Our Jewish calendar presents us with cycles of transformation, always moving from one state to another. For such is life, an endless process of transformations. And in this place, where we find ourselves this week, six days after our most sorrowful day, our calendar reveals the profound connection between sorrow and joy, each with its own tears, each connected to the other. Kahlil Gibran, a Sufi poet, describes our condition with these words:
Your joy is your sorrow unmasked.
And the selfsame well from which your laughter rises was oftentimes filled with your tears. And how else can it be?
The deeper that sorrow carves into your being, the more joy you can contain.
Is not the cup that holds your wine the very cup that was burned in the potter’s oven? And is not the lute that soothes your spirit, the very wood that was hollowed with knives? When you are joyous, look deep into your heart and you shall find it is only that which has given you sorrow that is giving you joy.
When you are sorrowful look again in your heart, and you shall see that in truth you are weeping for that which has been your delight.
Some of you say, “Joy is greater than sorrow,” and others say, “Nay, sorrow is the greater.” But I say unto you, they are inseparable. Together they come, and when one sits alone with you at your board, remember that the other is asleep upon your bed. Verily you are suspended like scales between your sorrow and your joy.
Only when you are empty are you at standstill and balanced.
And so we flow on. This Shabbat and tomorrow we shall read the first haftarah of nechemtah/of comfort, as we begin to cycle back into connection. From Tisha b’Av to Tu b’Av and on toward a new year, the call to teshuvah holds out the promise of forgiveness and transformation. Our tradition teaches that the transformation from sorrow to joy, from destruction to rebuilding, from death to life is woven through the cycles of time.
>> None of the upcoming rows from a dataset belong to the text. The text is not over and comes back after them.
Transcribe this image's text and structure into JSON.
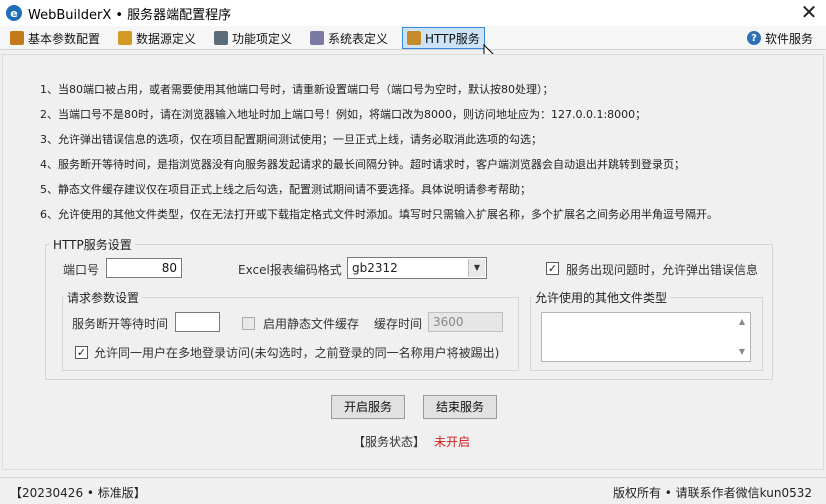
{
  "window": {
    "logo_glyph": "e",
    "title": "WebBuilderX • 服务器端配置程序",
    "close_glyph": "✕"
  },
  "toolbar": {
    "items": [
      {
        "label": "基本参数配置",
        "icon": "settings-icon",
        "color": "#c47a1a"
      },
      {
        "label": "数据源定义",
        "icon": "database-icon",
        "color": "#d39a26"
      },
      {
        "label": "功能项定义",
        "icon": "tools-icon",
        "color": "#5a6b7a"
      },
      {
        "label": "系统表定义",
        "icon": "wand-icon",
        "color": "#7a7aa3"
      },
      {
        "label": "HTTP服务",
        "icon": "http-service-icon",
        "color": "#c58a2a"
      }
    ],
    "help": {
      "label": "软件服务",
      "glyph": "?"
    }
  },
  "notes": [
    "1、当80端口被占用，或者需要使用其他端口号时，请重新设置端口号（端口号为空时，默认按80处理）；",
    "2、当端口号不是80时，请在浏览器输入地址时加上端口号！例如，将端口改为8000，则访问地址应为：127.0.0.1:8000；",
    "3、允许弹出错误信息的选项，仅在项目配置期间测试使用；一旦正式上线，请务必取消此选项的勾选；",
    "4、服务断开等待时间，是指浏览器没有向服务器发起请求的最长间隔分钟。超时请求时，客户端浏览器会自动退出并跳转到登录页；",
    "5、静态文件缓存建议仅在项目正式上线之后勾选，配置测试期间请不要选择。具体说明请参考帮助；",
    "6、允许使用的其他文件类型，仅在无法打开或下载指定格式文件时添加。填写时只需输入扩展名称，多个扩展名之间务必用半角逗号隔开。"
  ],
  "http_settings": {
    "group_title": "HTTP服务设置",
    "port_label": "端口号",
    "port_value": "80",
    "excel_label": "Excel报表编码格式",
    "excel_value": "gb2312",
    "combo_arrow": "▼",
    "allow_error_label": "服务出现问题时，允许弹出错误信息",
    "allow_error_checked": true,
    "check_glyph": "✓"
  },
  "request_settings": {
    "group_title": "请求参数设置",
    "timeout_label": "服务断开等待时间",
    "timeout_value": "",
    "static_cache_label": "启用静态文件缓存",
    "static_cache_checked": false,
    "cache_time_label": "缓存时间",
    "cache_time_value": "3600",
    "multi_login_label": "允许同一用户在多地登录访问(未勾选时，之前登录的同一名称用户将被踢出)",
    "multi_login_checked": true
  },
  "file_types": {
    "group_title": "允许使用的其他文件类型",
    "value": "",
    "scroll_up": "▲",
    "scroll_down": "▼"
  },
  "buttons": {
    "start": "开启服务",
    "stop": "结束服务"
  },
  "status": {
    "label": "【服务状态】",
    "value": "未开启"
  },
  "statusbar": {
    "version": "【20230426 • 标准版】",
    "copyright": "版权所有 • 请联系作者微信kun0532"
  }
}
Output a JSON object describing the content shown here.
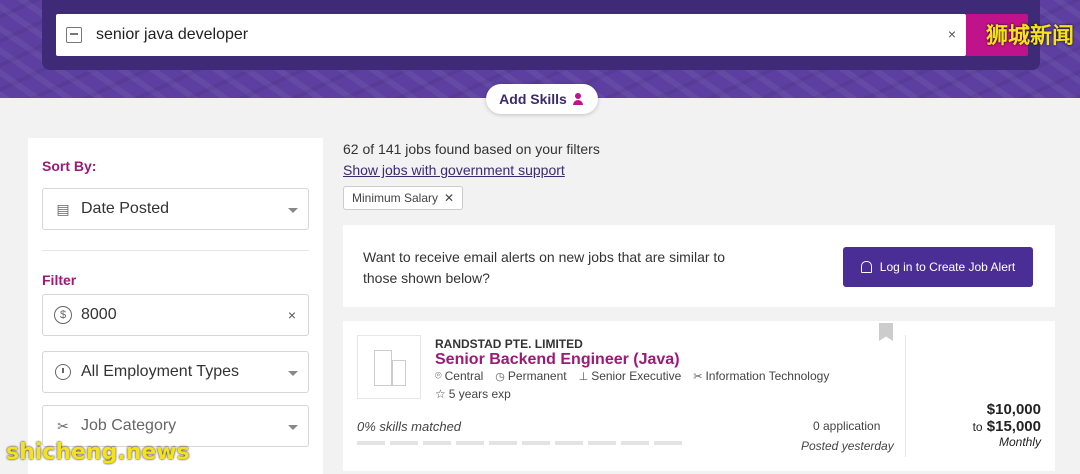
{
  "search": {
    "query": "senior java developer",
    "clear_glyph": "×"
  },
  "watermarks": {
    "top": "狮城新闻",
    "bottom": "shicheng.news"
  },
  "skills_pill": {
    "label": "Add Skills",
    "icon": "person-icon"
  },
  "sidebar": {
    "sort_label": "Sort By:",
    "sort_value": "Date Posted",
    "filter_label": "Filter",
    "salary_value": "8000",
    "salary_clear": "×",
    "employment_value": "All Employment Types",
    "category_value": "Job Category"
  },
  "results": {
    "count_text": "62 of 141 jobs found based on your filters",
    "gov_link": "Show jobs with government support",
    "chip_label": "Minimum Salary",
    "chip_remove": "✕"
  },
  "alert": {
    "text": "Want to receive email alerts on new jobs that are similar to those shown below?",
    "button_label": "Log in to Create Job Alert"
  },
  "job": {
    "company": "RANDSTAD PTE. LIMITED",
    "title": "Senior Backend Engineer (Java)",
    "location": "Central",
    "employment": "Permanent",
    "level": "Senior Executive",
    "category": "Information Technology",
    "experience": "5 years exp",
    "skills_matched": "0% skills matched",
    "applications": "0 application",
    "posted": "Posted yesterday",
    "salary_min": "$10,000",
    "salary_to": "to",
    "salary_max": "$15,000",
    "salary_period": "Monthly"
  },
  "colors": {
    "accent": "#9b1a78",
    "header": "#5c3fa0",
    "button": "#4b2d96"
  }
}
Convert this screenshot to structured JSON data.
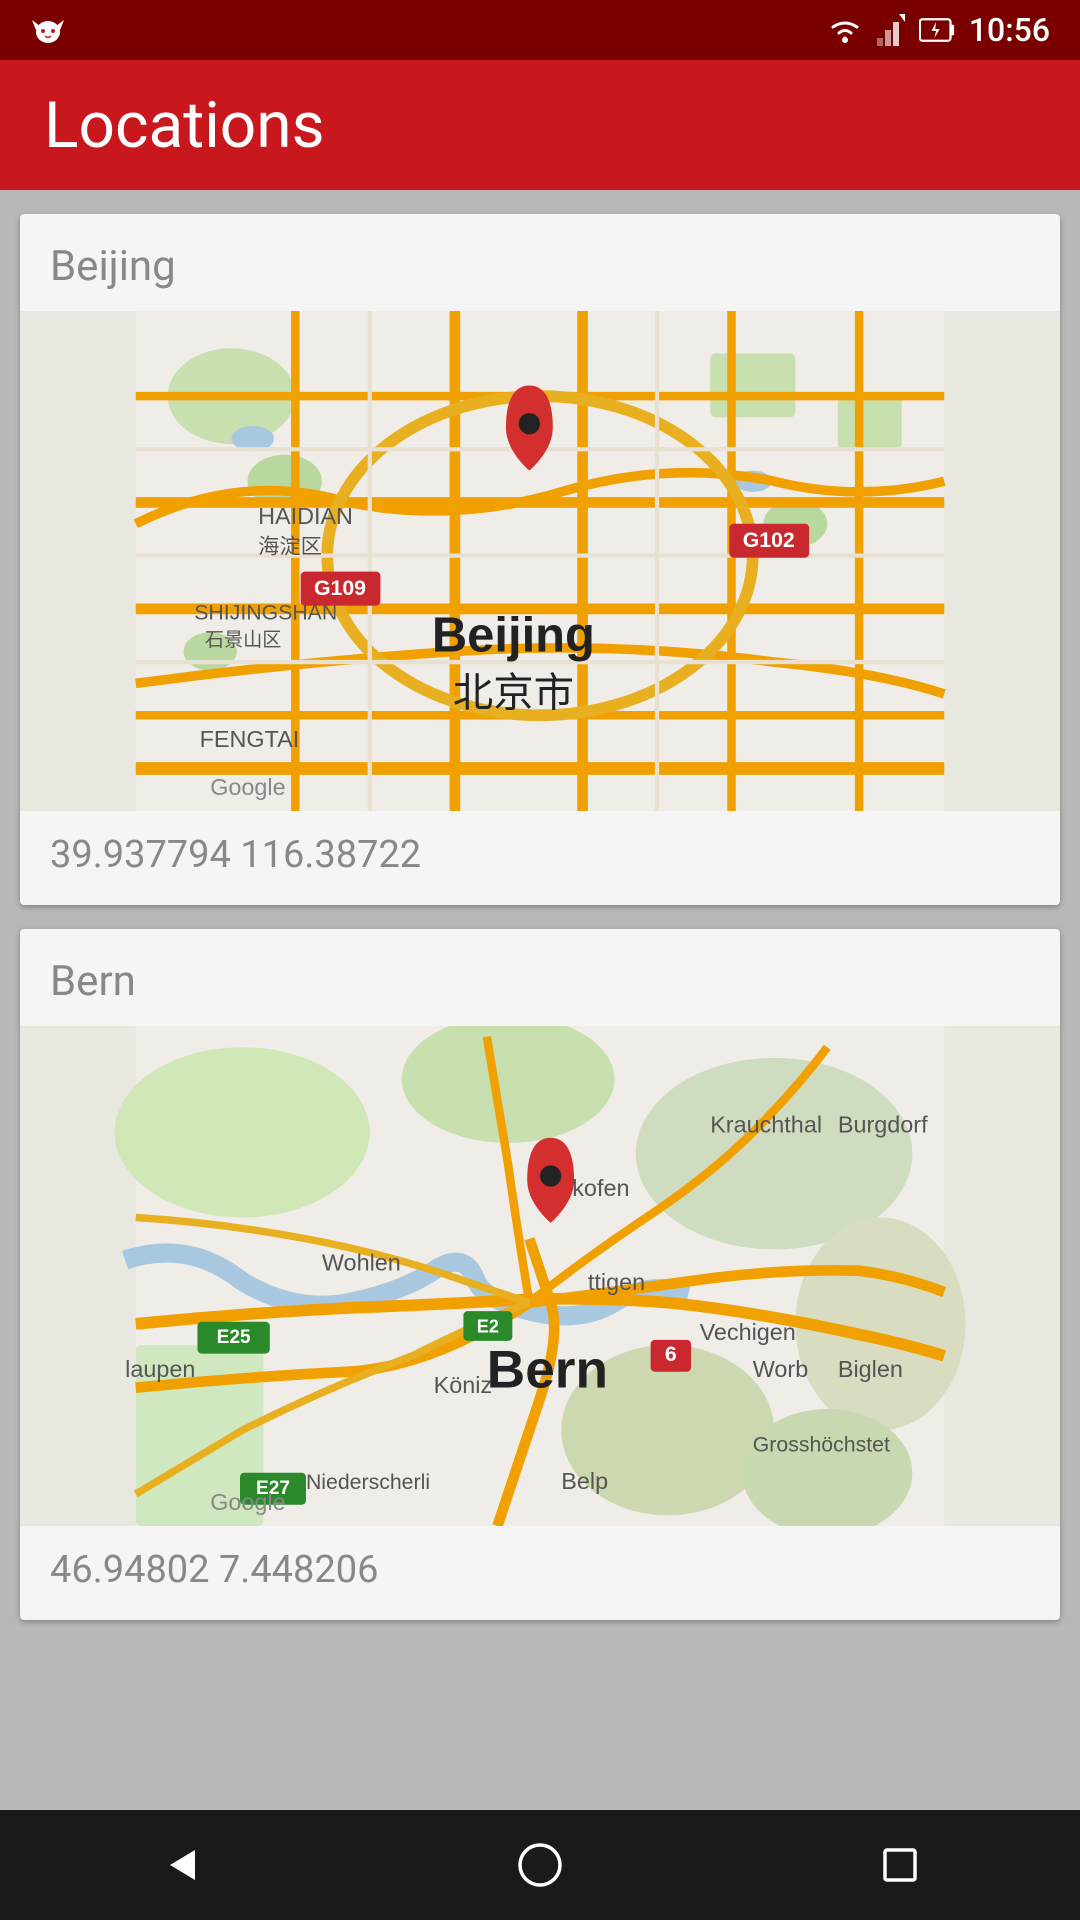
{
  "status_bar": {
    "time": "10:56",
    "cat_icon": "🐱"
  },
  "app_bar": {
    "title": "Locations"
  },
  "locations": [
    {
      "name": "Beijing",
      "coords": "39.937794 116.38722",
      "pin_x": "49%",
      "pin_y": "42%"
    },
    {
      "name": "Bern",
      "coords": "46.94802 7.448206",
      "pin_x": "38%",
      "pin_y": "40%"
    }
  ],
  "nav": {
    "back_label": "back",
    "home_label": "home",
    "recents_label": "recents"
  }
}
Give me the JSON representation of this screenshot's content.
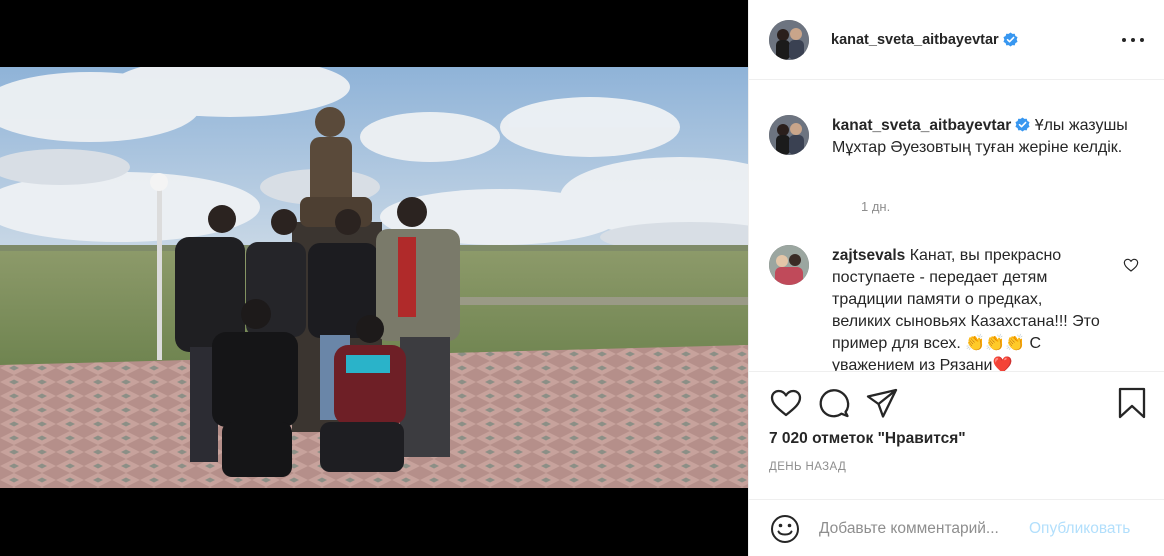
{
  "post": {
    "author": "kanat_sveta_aitbayevtar",
    "photo_alt": "",
    "colors": {
      "accent": "#0095f6",
      "verified": "#3897f0",
      "muted": "#8e8e8e",
      "publish_disabled": "#b2dffc"
    }
  },
  "header": {
    "username": "kanat_sveta_aitbayevtar",
    "more_icon": "more-horizontal-icon"
  },
  "caption": {
    "username": "kanat_sveta_aitbayevtar",
    "text": "Ұлы жазушы Мұхтар Әуезовтың туған жеріне келдік.",
    "time": "1 дн."
  },
  "comments": [
    {
      "username": "zajtsevals",
      "text": "Канат, вы прекрасно поступаете - передает детям традиции памяти о предках, великих сыновьях Казахстана!!! Это пример для всех. 👏👏👏 С уважением из Рязани❤️"
    }
  ],
  "actions": {
    "icons": [
      "heart-icon",
      "comment-icon",
      "share-icon",
      "bookmark-icon"
    ],
    "likes": "7 020 отметок \"Нравится\"",
    "ago": "ДЕНЬ НАЗАД"
  },
  "add_comment": {
    "placeholder": "Добавьте комментарий...",
    "publish": "Опубликовать"
  }
}
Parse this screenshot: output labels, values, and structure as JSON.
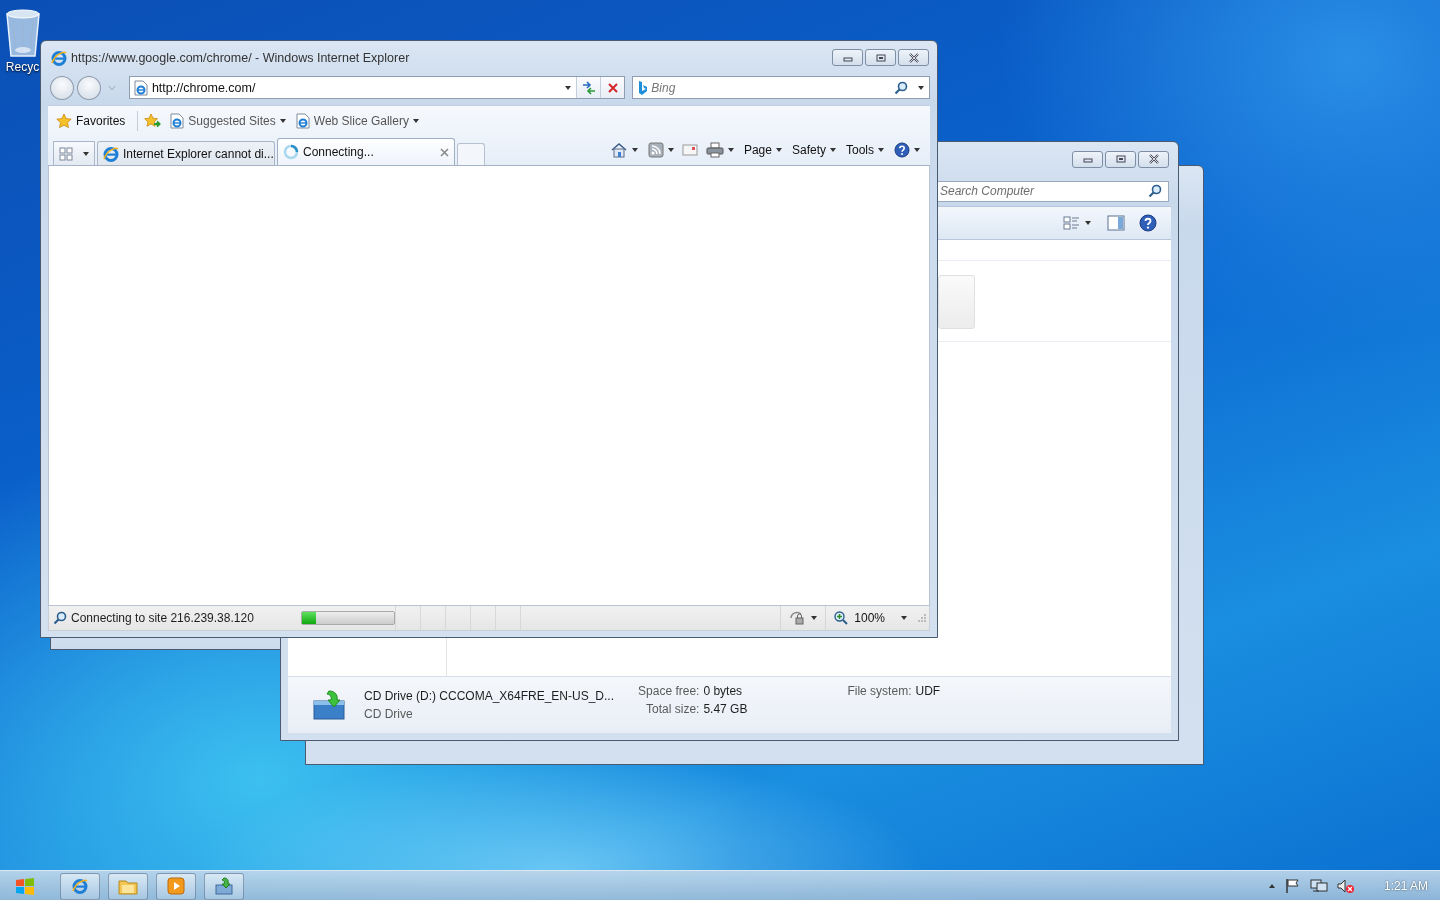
{
  "desktop": {
    "icons": [
      {
        "label": "Recyc"
      }
    ]
  },
  "explorer": {
    "search": {
      "placeholder": "Search Computer"
    },
    "details": {
      "name": "CD Drive (D:) CCCOMA_X64FRE_EN-US_D...",
      "type": "CD Drive",
      "fields": [
        {
          "label": "Space free:",
          "value": "0 bytes"
        },
        {
          "label": "Total size:",
          "value": "5.47 GB"
        },
        {
          "label": "File system:",
          "value": "UDF"
        }
      ]
    }
  },
  "browser": {
    "title": "https://www.google.com/chrome/ - Windows Internet Explorer",
    "address": "http://chrome.com/",
    "search": {
      "placeholder": "Bing"
    },
    "favorites_bar": [
      {
        "kind": "favorites",
        "label": "Favorites"
      },
      {
        "kind": "link",
        "label": "Suggested Sites"
      },
      {
        "kind": "link",
        "label": "Web Slice Gallery"
      }
    ],
    "tabs": [
      {
        "label": "Internet Explorer cannot di...",
        "selected": false,
        "loading": false
      },
      {
        "label": "Connecting...",
        "selected": true,
        "loading": true
      }
    ],
    "commands": [
      "Page",
      "Safety",
      "Tools"
    ],
    "status": {
      "text": "Connecting to site 216.239.38.120",
      "level": 0.15,
      "zoom": "100%"
    }
  },
  "taskbar": {
    "items": [
      {
        "kind": "browser"
      },
      {
        "kind": "folder"
      },
      {
        "kind": "media"
      },
      {
        "kind": "setup"
      }
    ],
    "clock": "1:21 AM"
  }
}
Therefore, take comfort, comfort my people! Nachamu Nachamu Ami…you have another chance.